[[ DATA TO USE, beginning ]]

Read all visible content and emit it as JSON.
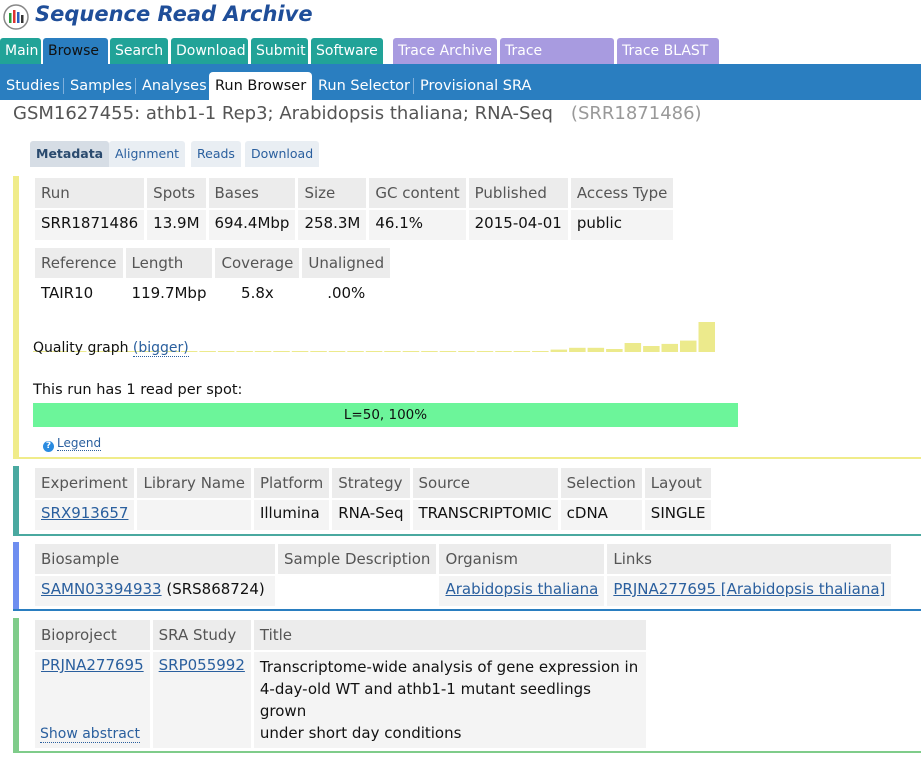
{
  "brand": {
    "name": "Sequence Read Archive"
  },
  "topnav": [
    {
      "label": "Main"
    },
    {
      "label": "Browse"
    },
    {
      "label": "Search"
    },
    {
      "label": "Download"
    },
    {
      "label": "Submit"
    },
    {
      "label": "Software"
    },
    {
      "label": "Trace Archive"
    },
    {
      "label": "Trace Assembly"
    },
    {
      "label": "Trace BLAST"
    }
  ],
  "subnav": [
    {
      "label": "Studies"
    },
    {
      "label": "Samples"
    },
    {
      "label": "Analyses"
    },
    {
      "label": "Run Browser"
    },
    {
      "label": "Run Selector"
    },
    {
      "label": "Provisional SRA"
    }
  ],
  "page": {
    "title": "GSM1627455: athb1-1 Rep3; Arabidopsis thaliana; RNA-Seq",
    "accession": "(SRR1871486)"
  },
  "tabs": [
    {
      "label": "Metadata"
    },
    {
      "label": "Alignment"
    },
    {
      "label": "Reads"
    },
    {
      "label": "Download"
    }
  ],
  "run_table": {
    "headers": [
      "Run",
      "Spots",
      "Bases",
      "Size",
      "GC content",
      "Published",
      "Access Type"
    ],
    "row": [
      "SRR1871486",
      "13.9M",
      "694.4Mbp",
      "258.3M",
      "46.1%",
      "2015-04-01",
      "public"
    ]
  },
  "ref_table": {
    "headers": [
      "Reference",
      "Length",
      "Coverage",
      "Unaligned"
    ],
    "row": [
      "TAIR10",
      "119.7Mbp",
      "5.8x",
      ".00%"
    ]
  },
  "quality": {
    "label": "Quality graph",
    "link": "(bigger)",
    "bars": [
      0,
      0,
      0,
      0,
      0,
      0,
      0,
      0,
      0,
      0,
      0,
      0,
      0,
      0,
      0,
      0,
      0,
      0,
      0,
      0,
      0,
      0,
      0,
      0,
      0,
      0.02,
      0,
      0.03,
      0.08,
      0.14,
      0.14,
      0.1,
      0.3,
      0.2,
      0.27,
      0.38,
      1.0
    ]
  },
  "reads": {
    "label": "This run has 1 read per spot:",
    "bar_label": "L=50, 100%",
    "legend": "Legend",
    "bar_color": "#6cf59a"
  },
  "exp_table": {
    "headers": [
      "Experiment",
      "Library Name",
      "Platform",
      "Strategy",
      "Source",
      "Selection",
      "Layout"
    ],
    "row": [
      "SRX913657",
      "",
      "Illumina",
      "RNA-Seq",
      "TRANSCRIPTOMIC",
      "cDNA",
      "SINGLE"
    ]
  },
  "bio_table": {
    "headers": [
      "Biosample",
      "Sample Description",
      "Organism",
      "Links"
    ],
    "biosample": "SAMN03394933",
    "biosample_extra": " (SRS868724)",
    "description": "",
    "organism": "Arabidopsis thaliana",
    "links": "PRJNA277695 [Arabidopsis thaliana]"
  },
  "proj_table": {
    "headers": [
      "Bioproject",
      "SRA Study",
      "Title"
    ],
    "bioproject": "PRJNA277695",
    "study": "SRP055992",
    "title_lines": [
      "Transcriptome-wide analysis of gene expression in",
      "4-day-old WT and athb1-1 mutant seedlings grown",
      "under short day conditions"
    ]
  },
  "show_abstract": "Show abstract",
  "colors": {
    "teal": "#21a398",
    "blue": "#2a7ec0",
    "purple": "#a89be0",
    "yellow": "#f0ec8a",
    "teal_bar": "#4aa9a0",
    "blue_bar": "#6e8ef0",
    "green_bar": "#7fcc8a"
  }
}
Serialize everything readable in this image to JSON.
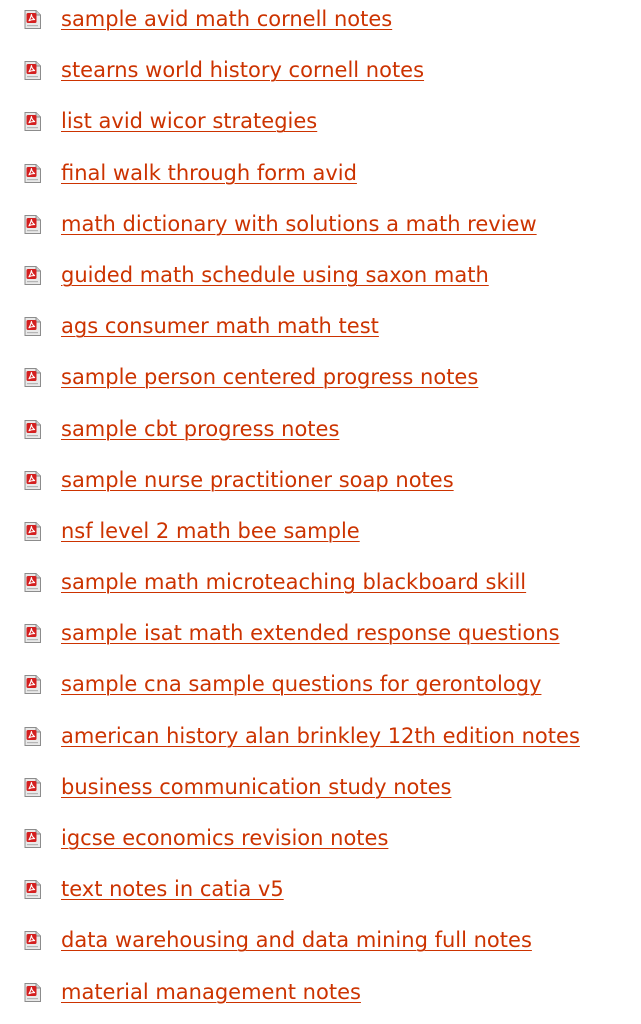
{
  "colors": {
    "link": "#cc3300",
    "icon_red": "#d41f1f",
    "icon_page": "#e9e9e9"
  },
  "icon": "pdf-document-icon",
  "documents": [
    "sample avid math cornell notes",
    "stearns world history cornell notes",
    "list avid wicor strategies",
    "final walk through form avid",
    "math dictionary with solutions a math review",
    "guided math schedule using saxon math",
    "ags consumer math math test",
    "sample person centered progress notes",
    "sample cbt progress notes",
    "sample nurse practitioner soap notes",
    "nsf level 2 math bee sample",
    "sample math microteaching blackboard skill",
    "sample isat math extended response questions",
    "sample cna sample questions for gerontology",
    "american history alan brinkley 12th edition notes",
    "business communication study notes",
    "igcse economics revision notes",
    "text notes in catia v5",
    "data warehousing and data mining full notes",
    "material management notes"
  ]
}
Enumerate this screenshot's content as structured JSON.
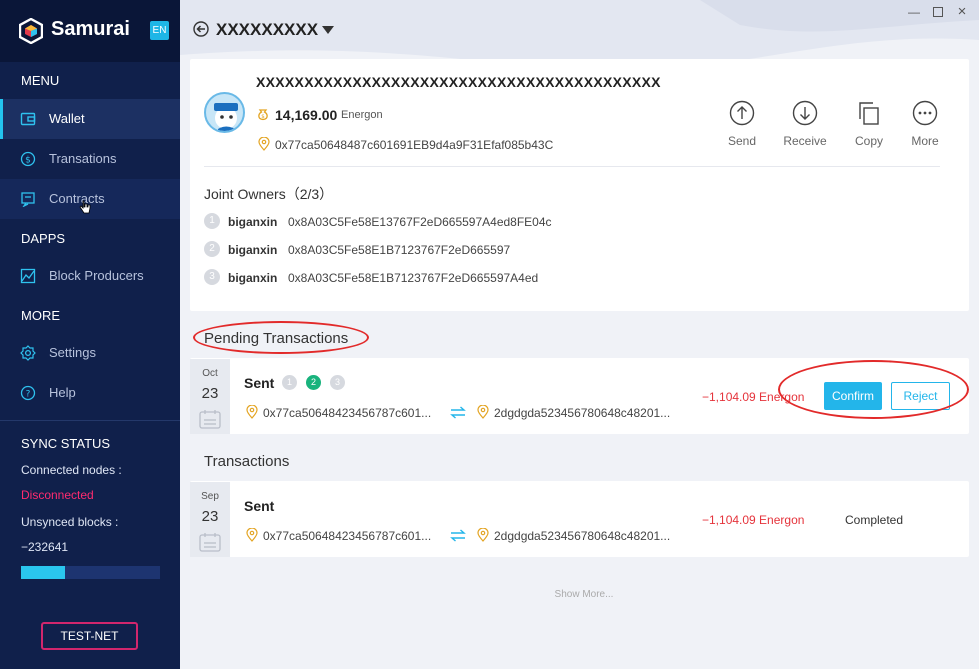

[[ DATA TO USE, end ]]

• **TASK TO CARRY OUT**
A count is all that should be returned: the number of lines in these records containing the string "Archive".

• **WRITTEN REPLY**
2